I could never understand why Nils Lofgren didn't make it as a much bigger star than he did back in the seventies, when he was mainly a solo artist.
Oh sure, he was (and is) respected as all get-out by his fellow musicians. He has regularly appeared on other peoples records like Neil Young. And he eventually landed what has to be regarded as a dream gig playing guitar side by side with Bruce Springsteen and Little Steven in the E Street Band.
Speaking of that guitar playing, you certainly can't fault him there either. On the current E Street Band tour for Springsteen's Magic album, one of the highlights of the shows is said to be Lofgren's brilliant playing — especially on the nights that the band pulls "Tunnel Of Love" out of the hat in the setlists. You can also find ample evidence of Lofgren's guitar slinging skills on last year's Live Acoustic DVD, where he basically puts on a clinic.
But as a solo artist, his numbers have always fallen into that dreaded "respectable" category — which is basically label-speak for he doesn't sell all that many albums. Too bad. Because most of that solo work is fine stuff. I'd particularly recommend the live Back It Up, the very underated eighties album Flip, and especially — if you can find it anyway — the mid-seventies release Cry Tough.
Hip-O-Select Records has just reissued Lofgren's self-titled debut album (it was originally released by Herb Alpert's A&M), and it is a perfect case in point. I'd actually forgotten how good this damn thing is. It has also got a number of songs on it you may even recognize, since some of these got a fair amount of airplay back in the days when there was room for actual rock and roll on the airwaves.

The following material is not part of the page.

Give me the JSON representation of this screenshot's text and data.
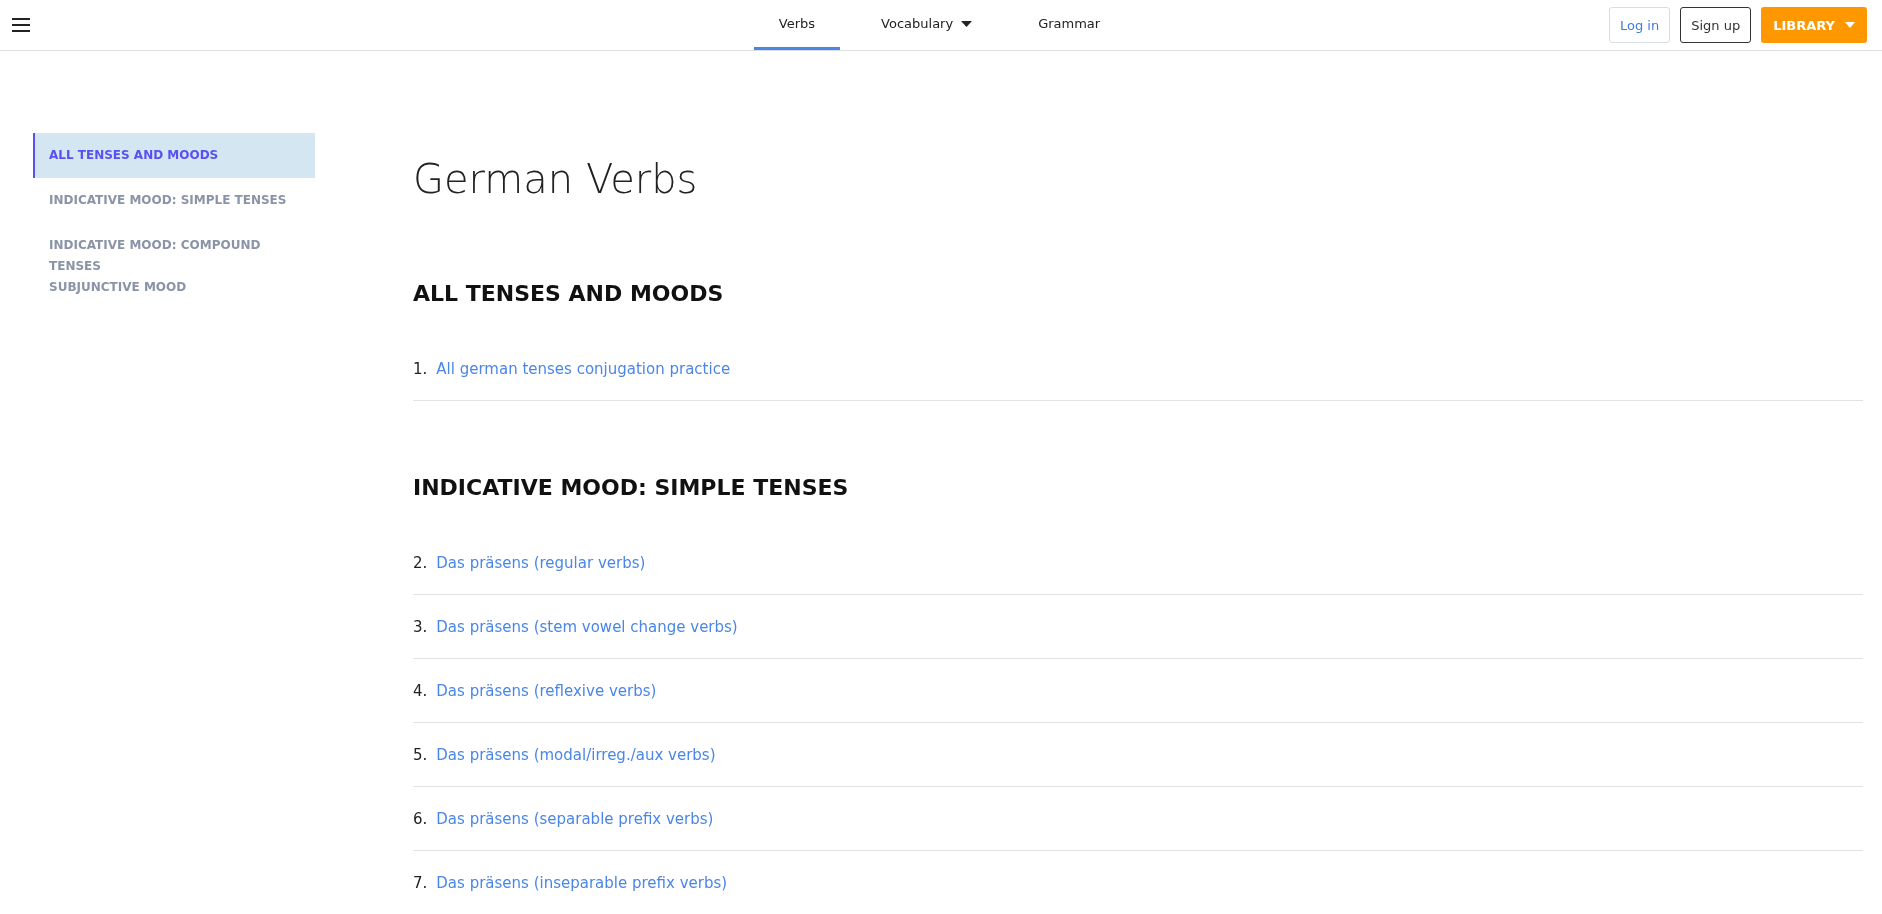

Probably the best known of these are the slide guitar driven rock of "Back It Up," and the Keith Richards tribute, "Keith Don't Go," which was written as a plea for Richards not to leave the Stones (there were rumors at the time). Another song that even got some airplay on AM stations (though not many) back then, is the reflective sounding "The Sun Hasn't Set On This Boy Yet."
But there are also some forgotten gems on this album. Though less celebrated than a song like say, "Keith Don't Go," the song "Rock & Roll Crook" should've been an FM rock smash with its guitar driven, made for radio hookiness. I mean its at least as memorable as stuff like Foghat's "Slow Ride" or Foreigner's "Hot Blooded" — two songs that to this day haunt my classic rock dial like something right out of the undead.
Another great, but largely unheralded track on this album is the lovely sounding "Two By Two." This song, while not quite what I would call a straight-out ballad, is one of those nice, relaxed mid-tempo numbers that sounds like something straight out of Beatles territory, right around the time of Rubber Soul.
In addition to Lofgren's great sounding guitar (and keyboards) here, the other two guys sharing instrumental duty on this album aren't too bad either. Wornell Jones lays down some juicy bass runs, while monster drummer Aynsley Dunbar is the more famous name. At the time this record was made, he was splitting time between Lofgren and other projects like Frank Zappa's Mothers. Eventually, Dunbar would hit the big time playing big arena rock drums for Journey.
So there's nothing really earth shattering here. Just some great sounding, radio friendly rock and roll. With songs that seemed tailor made for the FM rock format of the time, it really is amazing that Lofgren didn't become a bigger star than he did.
At least these days, he has the E Street Band.